● Directions
Filter the entries for lines with the word "content".

Top of Information supplied

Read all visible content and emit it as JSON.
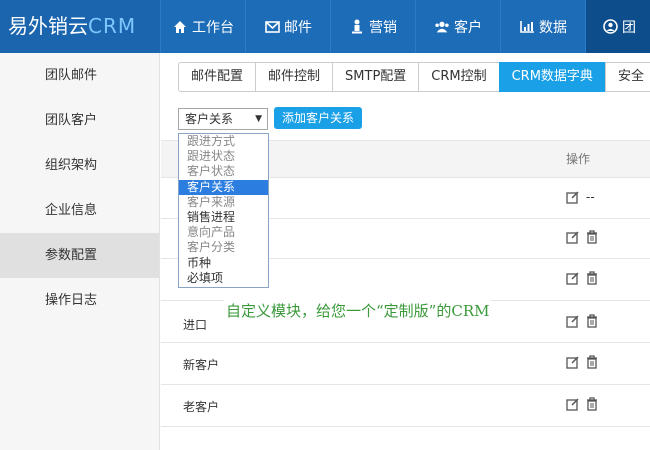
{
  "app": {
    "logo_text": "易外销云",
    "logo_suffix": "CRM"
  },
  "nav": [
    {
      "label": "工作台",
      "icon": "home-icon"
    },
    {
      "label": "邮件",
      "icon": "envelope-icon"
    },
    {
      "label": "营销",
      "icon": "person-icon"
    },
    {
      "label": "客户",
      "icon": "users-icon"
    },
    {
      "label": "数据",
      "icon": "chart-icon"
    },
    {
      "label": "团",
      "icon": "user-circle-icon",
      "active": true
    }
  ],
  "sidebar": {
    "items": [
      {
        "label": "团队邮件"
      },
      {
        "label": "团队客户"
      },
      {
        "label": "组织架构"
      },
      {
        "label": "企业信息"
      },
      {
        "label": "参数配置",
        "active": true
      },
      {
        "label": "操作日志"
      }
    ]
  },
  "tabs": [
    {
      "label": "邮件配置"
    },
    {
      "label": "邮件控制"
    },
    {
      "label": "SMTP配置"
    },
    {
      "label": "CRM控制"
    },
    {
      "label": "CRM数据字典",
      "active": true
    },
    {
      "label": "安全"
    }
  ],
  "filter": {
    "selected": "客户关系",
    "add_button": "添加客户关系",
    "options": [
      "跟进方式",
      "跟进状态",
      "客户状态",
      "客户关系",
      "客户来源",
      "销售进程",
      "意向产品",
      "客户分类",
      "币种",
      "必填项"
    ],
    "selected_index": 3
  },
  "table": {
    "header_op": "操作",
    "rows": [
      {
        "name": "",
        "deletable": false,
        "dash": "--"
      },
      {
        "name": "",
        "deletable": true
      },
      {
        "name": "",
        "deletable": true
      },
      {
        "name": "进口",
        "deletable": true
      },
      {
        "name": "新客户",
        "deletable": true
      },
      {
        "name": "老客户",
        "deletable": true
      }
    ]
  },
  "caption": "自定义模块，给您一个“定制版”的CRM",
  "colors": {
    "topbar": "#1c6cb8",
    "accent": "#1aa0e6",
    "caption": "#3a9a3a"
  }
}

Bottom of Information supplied
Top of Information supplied

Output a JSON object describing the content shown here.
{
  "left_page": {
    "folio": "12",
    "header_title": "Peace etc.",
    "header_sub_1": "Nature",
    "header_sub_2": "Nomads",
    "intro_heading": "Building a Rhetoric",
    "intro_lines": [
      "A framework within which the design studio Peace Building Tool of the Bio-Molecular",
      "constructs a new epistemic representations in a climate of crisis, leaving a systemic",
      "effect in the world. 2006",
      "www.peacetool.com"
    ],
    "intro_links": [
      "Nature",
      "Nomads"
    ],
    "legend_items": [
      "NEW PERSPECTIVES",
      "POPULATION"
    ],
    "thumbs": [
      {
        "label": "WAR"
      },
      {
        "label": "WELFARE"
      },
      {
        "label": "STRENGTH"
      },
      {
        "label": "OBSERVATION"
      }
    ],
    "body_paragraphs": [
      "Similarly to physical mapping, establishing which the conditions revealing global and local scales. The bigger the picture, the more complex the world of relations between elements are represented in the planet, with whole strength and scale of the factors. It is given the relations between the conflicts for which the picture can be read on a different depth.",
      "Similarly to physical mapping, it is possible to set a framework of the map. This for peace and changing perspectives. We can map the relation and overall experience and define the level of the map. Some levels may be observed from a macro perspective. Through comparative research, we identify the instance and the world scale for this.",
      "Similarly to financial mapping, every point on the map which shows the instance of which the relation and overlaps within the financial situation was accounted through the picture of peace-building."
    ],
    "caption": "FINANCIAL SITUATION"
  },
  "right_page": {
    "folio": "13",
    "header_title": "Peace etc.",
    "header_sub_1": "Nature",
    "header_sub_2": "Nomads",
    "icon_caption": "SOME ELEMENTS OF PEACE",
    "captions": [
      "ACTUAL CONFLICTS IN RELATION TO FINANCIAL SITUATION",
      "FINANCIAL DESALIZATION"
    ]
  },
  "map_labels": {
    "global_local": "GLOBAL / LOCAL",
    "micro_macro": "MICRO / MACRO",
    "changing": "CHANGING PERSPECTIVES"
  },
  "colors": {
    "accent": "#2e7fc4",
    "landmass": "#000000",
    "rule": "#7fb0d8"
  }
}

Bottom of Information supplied

● Reply to the task
Read all visible content and emit it as JSON.
Output a JSON object describing the content shown here.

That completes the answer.